Organ donation has long been a controversy in the religious world because of Jewish laws pertaining to the burial of deceased persons with all of their body parts and fluids and the juxtaposed need to use healthy organs in order to save lives.
An in depth halachic (Jewish law) investigation is being concluded by the Chief Rabbinate, according to a report by Israeli newspaper Yediot Acharonot.
Though a law was passed in 2008 requiring brain death to harvest organs, as well as the usage of specific medical methods and instruments to confirm brain and respiratory death and to perform the extractions, many rabbis and their adherents feel the halachic questions have not been answered to enable them to be comfortable supporting organ donation or donating their own organs.
Now, organ donor cards distinct from the National Transplant and Organ Donations Center (ADI) card will be geared toward religious potential donors, ensuring them that their organs will only be donated according to careful Torah and rabbinic stipulations. Rabbi Metzger is seeking a halachic seal of approval from the Chief Rabbinate's Council for the card.
However, some rabbis may still withhold their approval, asserting that cardiac death, and not brain and respiratory death, should be the criteria for organ donation.

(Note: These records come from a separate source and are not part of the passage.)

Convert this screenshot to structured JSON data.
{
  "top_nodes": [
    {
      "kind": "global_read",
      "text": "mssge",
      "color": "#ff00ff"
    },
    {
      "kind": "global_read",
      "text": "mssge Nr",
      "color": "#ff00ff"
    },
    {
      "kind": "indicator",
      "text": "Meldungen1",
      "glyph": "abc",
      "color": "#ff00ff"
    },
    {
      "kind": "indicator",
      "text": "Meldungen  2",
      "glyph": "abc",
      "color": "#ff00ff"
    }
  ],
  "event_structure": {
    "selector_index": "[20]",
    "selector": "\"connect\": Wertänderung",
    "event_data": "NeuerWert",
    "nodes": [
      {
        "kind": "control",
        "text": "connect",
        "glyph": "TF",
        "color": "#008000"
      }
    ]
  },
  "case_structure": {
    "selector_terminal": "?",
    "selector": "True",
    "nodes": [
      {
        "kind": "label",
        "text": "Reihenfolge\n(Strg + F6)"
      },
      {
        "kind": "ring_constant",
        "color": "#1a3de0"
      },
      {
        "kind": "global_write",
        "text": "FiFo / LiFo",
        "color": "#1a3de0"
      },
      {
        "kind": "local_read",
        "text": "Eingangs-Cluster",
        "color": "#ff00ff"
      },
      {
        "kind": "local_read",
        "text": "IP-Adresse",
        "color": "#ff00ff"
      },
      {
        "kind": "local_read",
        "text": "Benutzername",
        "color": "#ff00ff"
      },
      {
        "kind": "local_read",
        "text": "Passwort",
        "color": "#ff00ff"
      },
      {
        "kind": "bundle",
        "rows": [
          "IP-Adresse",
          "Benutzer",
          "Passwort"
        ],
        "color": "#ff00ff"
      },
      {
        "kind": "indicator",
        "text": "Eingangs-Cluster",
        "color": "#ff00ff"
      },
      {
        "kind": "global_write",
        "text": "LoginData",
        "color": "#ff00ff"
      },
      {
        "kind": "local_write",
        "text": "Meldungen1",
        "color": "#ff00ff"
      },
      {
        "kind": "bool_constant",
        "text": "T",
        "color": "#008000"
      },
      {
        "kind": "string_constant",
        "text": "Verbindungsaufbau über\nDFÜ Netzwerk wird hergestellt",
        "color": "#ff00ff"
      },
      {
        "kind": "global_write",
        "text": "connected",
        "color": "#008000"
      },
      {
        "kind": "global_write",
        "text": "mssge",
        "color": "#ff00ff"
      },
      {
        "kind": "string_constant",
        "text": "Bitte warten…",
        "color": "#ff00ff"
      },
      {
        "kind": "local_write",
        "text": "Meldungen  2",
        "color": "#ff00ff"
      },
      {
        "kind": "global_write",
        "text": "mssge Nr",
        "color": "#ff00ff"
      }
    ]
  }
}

The rabbinate will hold a special seminar on organ donation for 40 top rabbis, meant to provide them with tools to council and guide families through the painful spiritual and medical process of submitting their deceased loved ones' organs for life saving procedures.